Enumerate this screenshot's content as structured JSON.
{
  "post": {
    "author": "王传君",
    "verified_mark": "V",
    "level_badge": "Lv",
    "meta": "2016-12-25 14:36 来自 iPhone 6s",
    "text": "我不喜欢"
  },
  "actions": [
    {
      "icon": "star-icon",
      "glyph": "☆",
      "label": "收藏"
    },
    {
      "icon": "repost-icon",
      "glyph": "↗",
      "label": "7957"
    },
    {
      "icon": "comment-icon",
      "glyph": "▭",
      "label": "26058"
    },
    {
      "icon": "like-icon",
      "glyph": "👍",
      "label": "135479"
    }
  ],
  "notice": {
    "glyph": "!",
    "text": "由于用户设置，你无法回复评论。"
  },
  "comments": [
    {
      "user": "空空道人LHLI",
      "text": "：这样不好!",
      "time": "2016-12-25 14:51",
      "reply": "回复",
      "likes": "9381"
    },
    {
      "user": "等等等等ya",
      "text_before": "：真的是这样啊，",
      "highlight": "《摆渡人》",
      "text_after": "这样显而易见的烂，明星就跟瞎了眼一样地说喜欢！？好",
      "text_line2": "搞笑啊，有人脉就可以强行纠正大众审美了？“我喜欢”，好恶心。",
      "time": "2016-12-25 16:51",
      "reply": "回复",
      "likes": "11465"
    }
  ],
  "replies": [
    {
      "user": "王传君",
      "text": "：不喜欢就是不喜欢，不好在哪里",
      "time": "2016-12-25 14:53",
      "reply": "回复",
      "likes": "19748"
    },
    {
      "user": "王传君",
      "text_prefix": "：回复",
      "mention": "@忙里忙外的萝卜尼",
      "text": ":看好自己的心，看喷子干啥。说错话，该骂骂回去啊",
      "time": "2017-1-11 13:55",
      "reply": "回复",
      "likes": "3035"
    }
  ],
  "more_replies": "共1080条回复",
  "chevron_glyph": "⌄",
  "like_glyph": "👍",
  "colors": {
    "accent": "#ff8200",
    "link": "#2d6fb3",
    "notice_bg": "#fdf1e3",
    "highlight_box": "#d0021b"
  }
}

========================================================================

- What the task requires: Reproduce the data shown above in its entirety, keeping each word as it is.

- Expected output:
Enumerate this screenshot's content as structured JSON.
{
  "post": {
    "author": "王传君",
    "verified_mark": "V",
    "level_badge": "Lv",
    "meta": "2016-12-25 14:36 来自 iPhone 6s",
    "text": "我不喜欢"
  },
  "actions": [
    {
      "icon": "star-icon",
      "glyph": "☆",
      "label": "收藏"
    },
    {
      "icon": "repost-icon",
      "glyph": "↗",
      "label": "7957"
    },
    {
      "icon": "comment-icon",
      "glyph": "▭",
      "label": "26058"
    },
    {
      "icon": "like-icon",
      "glyph": "👍",
      "label": "135479"
    }
  ],
  "notice": {
    "glyph": "!",
    "text": "由于用户设置，你无法回复评论。"
  },
  "comments": [
    {
      "user": "空空道人LHLI",
      "text": "：这样不好!",
      "time": "2016-12-25 14:51",
      "reply": "回复",
      "likes": "9381"
    },
    {
      "user": "等等等等ya",
      "text_before": "：真的是这样啊，",
      "highlight": "《摆渡人》",
      "text_after": "这样显而易见的烂，明星就跟瞎了眼一样地说喜欢！？好",
      "text_line2": "搞笑啊，有人脉就可以强行纠正大众审美了？“我喜欢”，好恶心。",
      "time": "2016-12-25 16:51",
      "reply": "回复",
      "likes": "11465"
    }
  ],
  "replies": [
    {
      "user": "王传君",
      "text": "：不喜欢就是不喜欢，不好在哪里",
      "time": "2016-12-25 14:53",
      "reply": "回复",
      "likes": "19748"
    },
    {
      "user": "王传君",
      "text_prefix": "：回复",
      "mention": "@忙里忙外的萝卜尼",
      "text": ":看好自己的心，看喷子干啥。说错话，该骂骂回去啊",
      "time": "2017-1-11 13:55",
      "reply": "回复",
      "likes": "3035"
    }
  ],
  "more_replies": "共1080条回复",
  "chevron_glyph": "⌄",
  "like_glyph": "👍",
  "colors": {
    "accent": "#ff8200",
    "link": "#2d6fb3",
    "notice_bg": "#fdf1e3",
    "highlight_box": "#d0021b"
  }
}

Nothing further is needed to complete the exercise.